*WHAT THE TASK REQUIRES:*
Output the records exactly, with no line skipped.

*INPUT MATERIAL:*
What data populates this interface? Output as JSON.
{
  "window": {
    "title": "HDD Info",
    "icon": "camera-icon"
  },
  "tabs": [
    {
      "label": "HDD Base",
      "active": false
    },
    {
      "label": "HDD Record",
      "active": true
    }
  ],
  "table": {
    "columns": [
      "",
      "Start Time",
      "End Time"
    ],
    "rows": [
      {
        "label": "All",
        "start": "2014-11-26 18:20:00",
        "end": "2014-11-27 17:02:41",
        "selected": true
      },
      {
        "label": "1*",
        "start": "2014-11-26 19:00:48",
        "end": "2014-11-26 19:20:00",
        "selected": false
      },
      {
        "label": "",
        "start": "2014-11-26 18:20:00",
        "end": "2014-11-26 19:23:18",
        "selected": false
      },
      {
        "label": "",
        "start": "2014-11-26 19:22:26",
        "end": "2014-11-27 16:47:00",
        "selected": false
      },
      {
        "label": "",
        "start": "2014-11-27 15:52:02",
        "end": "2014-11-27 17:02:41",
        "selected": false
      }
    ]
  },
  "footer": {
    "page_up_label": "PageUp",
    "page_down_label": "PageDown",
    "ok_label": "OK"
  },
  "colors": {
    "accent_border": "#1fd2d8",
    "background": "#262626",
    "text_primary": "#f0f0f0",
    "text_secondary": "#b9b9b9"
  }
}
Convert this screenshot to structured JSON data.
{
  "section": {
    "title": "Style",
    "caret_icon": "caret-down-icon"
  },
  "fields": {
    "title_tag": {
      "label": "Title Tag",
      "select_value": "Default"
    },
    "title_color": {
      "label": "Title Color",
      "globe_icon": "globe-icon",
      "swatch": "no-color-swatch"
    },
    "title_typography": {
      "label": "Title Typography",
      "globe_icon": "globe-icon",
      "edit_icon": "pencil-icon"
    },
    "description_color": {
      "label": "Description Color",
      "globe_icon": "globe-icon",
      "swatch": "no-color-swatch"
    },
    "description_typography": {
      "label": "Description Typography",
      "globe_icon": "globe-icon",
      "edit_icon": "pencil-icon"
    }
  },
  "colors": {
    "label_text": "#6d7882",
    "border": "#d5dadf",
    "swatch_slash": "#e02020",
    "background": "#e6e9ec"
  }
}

*RESPONSE FOR THIS EXERCISE:*
What data populates this interface? Output as JSON.
{
  "window": {
    "title": "HDD Info",
    "icon": "camera-icon"
  },
  "tabs": [
    {
      "label": "HDD Base",
      "active": false
    },
    {
      "label": "HDD Record",
      "active": true
    }
  ],
  "table": {
    "columns": [
      "",
      "Start Time",
      "End Time"
    ],
    "rows": [
      {
        "label": "All",
        "start": "2014-11-26 18:20:00",
        "end": "2014-11-27 17:02:41",
        "selected": true
      },
      {
        "label": "1*",
        "start": "2014-11-26 19:00:48",
        "end": "2014-11-26 19:20:00",
        "selected": false
      },
      {
        "label": "",
        "start": "2014-11-26 18:20:00",
        "end": "2014-11-26 19:23:18",
        "selected": false
      },
      {
        "label": "",
        "start": "2014-11-26 19:22:26",
        "end": "2014-11-27 16:47:00",
        "selected": false
      },
      {
        "label": "",
        "start": "2014-11-27 15:52:02",
        "end": "2014-11-27 17:02:41",
        "selected": false
      }
    ]
  },
  "footer": {
    "page_up_label": "PageUp",
    "page_down_label": "PageDown",
    "ok_label": "OK"
  },
  "colors": {
    "accent_border": "#1fd2d8",
    "background": "#262626",
    "text_primary": "#f0f0f0",
    "text_secondary": "#b9b9b9"
  }
}
Convert this screenshot to structured JSON data.
{
  "section": {
    "title": "Style",
    "caret_icon": "caret-down-icon"
  },
  "fields": {
    "title_tag": {
      "label": "Title Tag",
      "select_value": "Default"
    },
    "title_color": {
      "label": "Title Color",
      "globe_icon": "globe-icon",
      "swatch": "no-color-swatch"
    },
    "title_typography": {
      "label": "Title Typography",
      "globe_icon": "globe-icon",
      "edit_icon": "pencil-icon"
    },
    "description_color": {
      "label": "Description Color",
      "globe_icon": "globe-icon",
      "swatch": "no-color-swatch"
    },
    "description_typography": {
      "label": "Description Typography",
      "globe_icon": "globe-icon",
      "edit_icon": "pencil-icon"
    }
  },
  "colors": {
    "label_text": "#6d7882",
    "border": "#d5dadf",
    "swatch_slash": "#e02020",
    "background": "#e6e9ec"
  }
}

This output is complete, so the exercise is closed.